The task calls for every line of the data to be retyped exactly.

- [Given entries]:
::::
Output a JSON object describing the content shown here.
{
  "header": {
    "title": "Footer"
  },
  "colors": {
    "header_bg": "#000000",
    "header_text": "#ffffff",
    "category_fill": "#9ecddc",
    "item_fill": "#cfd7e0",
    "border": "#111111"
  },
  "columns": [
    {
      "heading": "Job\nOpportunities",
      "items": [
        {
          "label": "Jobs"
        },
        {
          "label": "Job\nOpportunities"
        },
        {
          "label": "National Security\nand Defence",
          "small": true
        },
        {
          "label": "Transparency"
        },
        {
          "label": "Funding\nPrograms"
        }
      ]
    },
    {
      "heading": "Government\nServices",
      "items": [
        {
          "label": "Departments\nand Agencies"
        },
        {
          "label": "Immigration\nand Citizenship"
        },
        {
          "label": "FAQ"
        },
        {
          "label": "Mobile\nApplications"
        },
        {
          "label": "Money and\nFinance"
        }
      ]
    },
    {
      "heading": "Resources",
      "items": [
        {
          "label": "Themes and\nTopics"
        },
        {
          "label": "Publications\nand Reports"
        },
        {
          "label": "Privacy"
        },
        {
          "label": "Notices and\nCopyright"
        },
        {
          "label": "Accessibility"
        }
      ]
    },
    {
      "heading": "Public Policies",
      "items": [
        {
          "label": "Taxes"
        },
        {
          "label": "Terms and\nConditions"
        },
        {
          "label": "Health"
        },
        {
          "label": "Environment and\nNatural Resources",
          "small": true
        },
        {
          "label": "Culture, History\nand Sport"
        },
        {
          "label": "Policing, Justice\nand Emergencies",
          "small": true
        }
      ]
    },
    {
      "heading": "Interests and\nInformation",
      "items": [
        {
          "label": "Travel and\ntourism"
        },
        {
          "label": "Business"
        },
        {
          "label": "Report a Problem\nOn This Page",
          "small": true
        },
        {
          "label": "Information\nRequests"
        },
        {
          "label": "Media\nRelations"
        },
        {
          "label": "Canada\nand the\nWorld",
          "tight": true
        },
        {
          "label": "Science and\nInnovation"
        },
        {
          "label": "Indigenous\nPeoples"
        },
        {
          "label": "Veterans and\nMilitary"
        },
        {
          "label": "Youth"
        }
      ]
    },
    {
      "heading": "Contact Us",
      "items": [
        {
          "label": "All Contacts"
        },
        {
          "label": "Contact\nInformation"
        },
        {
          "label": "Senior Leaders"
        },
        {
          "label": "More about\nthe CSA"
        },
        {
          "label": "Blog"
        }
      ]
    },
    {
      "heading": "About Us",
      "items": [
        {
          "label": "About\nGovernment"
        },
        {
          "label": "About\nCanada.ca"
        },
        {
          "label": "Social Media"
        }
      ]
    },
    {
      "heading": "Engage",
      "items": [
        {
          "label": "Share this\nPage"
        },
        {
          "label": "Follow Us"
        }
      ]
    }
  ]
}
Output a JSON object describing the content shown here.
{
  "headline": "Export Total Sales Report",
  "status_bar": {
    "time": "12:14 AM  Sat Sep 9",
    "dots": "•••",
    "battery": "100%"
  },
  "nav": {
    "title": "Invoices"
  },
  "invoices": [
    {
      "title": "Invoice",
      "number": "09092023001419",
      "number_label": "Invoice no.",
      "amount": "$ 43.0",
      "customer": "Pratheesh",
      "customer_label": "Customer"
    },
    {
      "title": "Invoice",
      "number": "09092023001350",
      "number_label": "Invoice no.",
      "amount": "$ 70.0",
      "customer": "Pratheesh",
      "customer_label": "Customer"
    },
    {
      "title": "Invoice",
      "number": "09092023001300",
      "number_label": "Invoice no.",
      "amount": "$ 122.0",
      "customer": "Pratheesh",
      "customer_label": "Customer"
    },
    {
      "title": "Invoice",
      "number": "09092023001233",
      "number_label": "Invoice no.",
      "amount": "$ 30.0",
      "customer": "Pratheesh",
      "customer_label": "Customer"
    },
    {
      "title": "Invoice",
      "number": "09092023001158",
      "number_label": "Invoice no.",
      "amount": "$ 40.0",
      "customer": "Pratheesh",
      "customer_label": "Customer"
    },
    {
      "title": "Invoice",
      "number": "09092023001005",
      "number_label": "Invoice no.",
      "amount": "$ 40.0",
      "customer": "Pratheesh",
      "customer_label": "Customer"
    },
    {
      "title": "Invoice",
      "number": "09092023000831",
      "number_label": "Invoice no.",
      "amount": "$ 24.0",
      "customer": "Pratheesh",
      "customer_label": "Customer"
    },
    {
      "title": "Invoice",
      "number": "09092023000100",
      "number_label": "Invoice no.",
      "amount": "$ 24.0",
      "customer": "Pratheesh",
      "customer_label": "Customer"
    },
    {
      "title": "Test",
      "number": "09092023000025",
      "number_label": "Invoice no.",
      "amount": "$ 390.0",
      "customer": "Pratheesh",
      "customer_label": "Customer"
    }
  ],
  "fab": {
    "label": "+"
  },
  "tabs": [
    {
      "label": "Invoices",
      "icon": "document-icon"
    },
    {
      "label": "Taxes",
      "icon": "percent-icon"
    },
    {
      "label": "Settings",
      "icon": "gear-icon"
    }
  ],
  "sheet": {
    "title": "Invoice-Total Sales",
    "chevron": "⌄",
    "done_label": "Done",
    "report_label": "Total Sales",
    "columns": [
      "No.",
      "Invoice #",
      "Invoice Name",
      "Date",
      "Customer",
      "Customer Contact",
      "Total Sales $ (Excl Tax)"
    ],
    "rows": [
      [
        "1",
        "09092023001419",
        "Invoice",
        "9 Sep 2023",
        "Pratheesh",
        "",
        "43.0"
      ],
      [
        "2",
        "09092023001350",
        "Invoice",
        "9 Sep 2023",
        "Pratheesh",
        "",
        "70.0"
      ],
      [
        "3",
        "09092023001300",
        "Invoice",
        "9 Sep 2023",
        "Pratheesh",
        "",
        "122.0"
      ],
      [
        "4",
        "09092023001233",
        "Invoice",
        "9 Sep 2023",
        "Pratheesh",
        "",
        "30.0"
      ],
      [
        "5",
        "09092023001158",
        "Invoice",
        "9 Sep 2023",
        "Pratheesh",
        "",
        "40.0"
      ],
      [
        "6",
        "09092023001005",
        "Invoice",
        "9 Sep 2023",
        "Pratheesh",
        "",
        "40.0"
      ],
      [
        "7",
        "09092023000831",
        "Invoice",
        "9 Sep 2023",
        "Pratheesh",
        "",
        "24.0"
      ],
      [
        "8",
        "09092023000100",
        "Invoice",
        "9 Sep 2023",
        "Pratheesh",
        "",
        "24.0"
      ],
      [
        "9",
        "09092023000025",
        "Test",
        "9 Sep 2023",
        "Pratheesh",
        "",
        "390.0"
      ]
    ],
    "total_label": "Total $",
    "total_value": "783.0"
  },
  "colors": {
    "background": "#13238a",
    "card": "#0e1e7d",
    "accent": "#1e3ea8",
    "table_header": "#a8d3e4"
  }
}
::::
- [Solution for this problem]:
Output a JSON object describing the content shown here.
{
  "header": {
    "title": "Footer"
  },
  "colors": {
    "header_bg": "#000000",
    "header_text": "#ffffff",
    "category_fill": "#9ecddc",
    "item_fill": "#cfd7e0",
    "border": "#111111"
  },
  "columns": [
    {
      "heading": "Job\nOpportunities",
      "items": [
        {
          "label": "Jobs"
        },
        {
          "label": "Job\nOpportunities"
        },
        {
          "label": "National Security\nand Defence",
          "small": true
        },
        {
          "label": "Transparency"
        },
        {
          "label": "Funding\nPrograms"
        }
      ]
    },
    {
      "heading": "Government\nServices",
      "items": [
        {
          "label": "Departments\nand Agencies"
        },
        {
          "label": "Immigration\nand Citizenship"
        },
        {
          "label": "FAQ"
        },
        {
          "label": "Mobile\nApplications"
        },
        {
          "label": "Money and\nFinance"
        }
      ]
    },
    {
      "heading": "Resources",
      "items": [
        {
          "label": "Themes and\nTopics"
        },
        {
          "label": "Publications\nand Reports"
        },
        {
          "label": "Privacy"
        },
        {
          "label": "Notices and\nCopyright"
        },
        {
          "label": "Accessibility"
        }
      ]
    },
    {
      "heading": "Public Policies",
      "items": [
        {
          "label": "Taxes"
        },
        {
          "label": "Terms and\nConditions"
        },
        {
          "label": "Health"
        },
        {
          "label": "Environment and\nNatural Resources",
          "small": true
        },
        {
          "label": "Culture, History\nand Sport"
        },
        {
          "label": "Policing, Justice\nand Emergencies",
          "small": true
        }
      ]
    },
    {
      "heading": "Interests and\nInformation",
      "items": [
        {
          "label": "Travel and\ntourism"
        },
        {
          "label": "Business"
        },
        {
          "label": "Report a Problem\nOn This Page",
          "small": true
        },
        {
          "label": "Information\nRequests"
        },
        {
          "label": "Media\nRelations"
        },
        {
          "label": "Canada\nand the\nWorld",
          "tight": true
        },
        {
          "label": "Science and\nInnovation"
        },
        {
          "label": "Indigenous\nPeoples"
        },
        {
          "label": "Veterans and\nMilitary"
        },
        {
          "label": "Youth"
        }
      ]
    },
    {
      "heading": "Contact Us",
      "items": [
        {
          "label": "All Contacts"
        },
        {
          "label": "Contact\nInformation"
        },
        {
          "label": "Senior Leaders"
        },
        {
          "label": "More about\nthe CSA"
        },
        {
          "label": "Blog"
        }
      ]
    },
    {
      "heading": "About Us",
      "items": [
        {
          "label": "About\nGovernment"
        },
        {
          "label": "About\nCanada.ca"
        },
        {
          "label": "Social Media"
        }
      ]
    },
    {
      "heading": "Engage",
      "items": [
        {
          "label": "Share this\nPage"
        },
        {
          "label": "Follow Us"
        }
      ]
    }
  ]
}
Output a JSON object describing the content shown here.
{
  "headline": "Export Total Sales Report",
  "status_bar": {
    "time": "12:14 AM  Sat Sep 9",
    "dots": "•••",
    "battery": "100%"
  },
  "nav": {
    "title": "Invoices"
  },
  "invoices": [
    {
      "title": "Invoice",
      "number": "09092023001419",
      "number_label": "Invoice no.",
      "amount": "$ 43.0",
      "customer": "Pratheesh",
      "customer_label": "Customer"
    },
    {
      "title": "Invoice",
      "number": "09092023001350",
      "number_label": "Invoice no.",
      "amount": "$ 70.0",
      "customer": "Pratheesh",
      "customer_label": "Customer"
    },
    {
      "title": "Invoice",
      "number": "09092023001300",
      "number_label": "Invoice no.",
      "amount": "$ 122.0",
      "customer": "Pratheesh",
      "customer_label": "Customer"
    },
    {
      "title": "Invoice",
      "number": "09092023001233",
      "number_label": "Invoice no.",
      "amount": "$ 30.0",
      "customer": "Pratheesh",
      "customer_label": "Customer"
    },
    {
      "title": "Invoice",
      "number": "09092023001158",
      "number_label": "Invoice no.",
      "amount": "$ 40.0",
      "customer": "Pratheesh",
      "customer_label": "Customer"
    },
    {
      "title": "Invoice",
      "number": "09092023001005",
      "number_label": "Invoice no.",
      "amount": "$ 40.0",
      "customer": "Pratheesh",
      "customer_label": "Customer"
    },
    {
      "title": "Invoice",
      "number": "09092023000831",
      "number_label": "Invoice no.",
      "amount": "$ 24.0",
      "customer": "Pratheesh",
      "customer_label": "Customer"
    },
    {
      "title": "Invoice",
      "number": "09092023000100",
      "number_label": "Invoice no.",
      "amount": "$ 24.0",
      "customer": "Pratheesh",
      "customer_label": "Customer"
    },
    {
      "title": "Test",
      "number": "09092023000025",
      "number_label": "Invoice no.",
      "amount": "$ 390.0",
      "customer": "Pratheesh",
      "customer_label": "Customer"
    }
  ],
  "fab": {
    "label": "+"
  },
  "tabs": [
    {
      "label": "Invoices",
      "icon": "document-icon"
    },
    {
      "label": "Taxes",
      "icon": "percent-icon"
    },
    {
      "label": "Settings",
      "icon": "gear-icon"
    }
  ],
  "sheet": {
    "title": "Invoice-Total Sales",
    "chevron": "⌄",
    "done_label": "Done",
    "report_label": "Total Sales",
    "columns": [
      "No.",
      "Invoice #",
      "Invoice Name",
      "Date",
      "Customer",
      "Customer Contact",
      "Total Sales $ (Excl Tax)"
    ],
    "rows": [
      [
        "1",
        "09092023001419",
        "Invoice",
        "9 Sep 2023",
        "Pratheesh",
        "",
        "43.0"
      ],
      [
        "2",
        "09092023001350",
        "Invoice",
        "9 Sep 2023",
        "Pratheesh",
        "",
        "70.0"
      ],
      [
        "3",
        "09092023001300",
        "Invoice",
        "9 Sep 2023",
        "Pratheesh",
        "",
        "122.0"
      ],
      [
        "4",
        "09092023001233",
        "Invoice",
        "9 Sep 2023",
        "Pratheesh",
        "",
        "30.0"
      ],
      [
        "5",
        "09092023001158",
        "Invoice",
        "9 Sep 2023",
        "Pratheesh",
        "",
        "40.0"
      ],
      [
        "6",
        "09092023001005",
        "Invoice",
        "9 Sep 2023",
        "Pratheesh",
        "",
        "40.0"
      ],
      [
        "7",
        "09092023000831",
        "Invoice",
        "9 Sep 2023",
        "Pratheesh",
        "",
        "24.0"
      ],
      [
        "8",
        "09092023000100",
        "Invoice",
        "9 Sep 2023",
        "Pratheesh",
        "",
        "24.0"
      ],
      [
        "9",
        "09092023000025",
        "Test",
        "9 Sep 2023",
        "Pratheesh",
        "",
        "390.0"
      ]
    ],
    "total_label": "Total $",
    "total_value": "783.0"
  },
  "colors": {
    "background": "#13238a",
    "card": "#0e1e7d",
    "accent": "#1e3ea8",
    "table_header": "#a8d3e4"
  }
}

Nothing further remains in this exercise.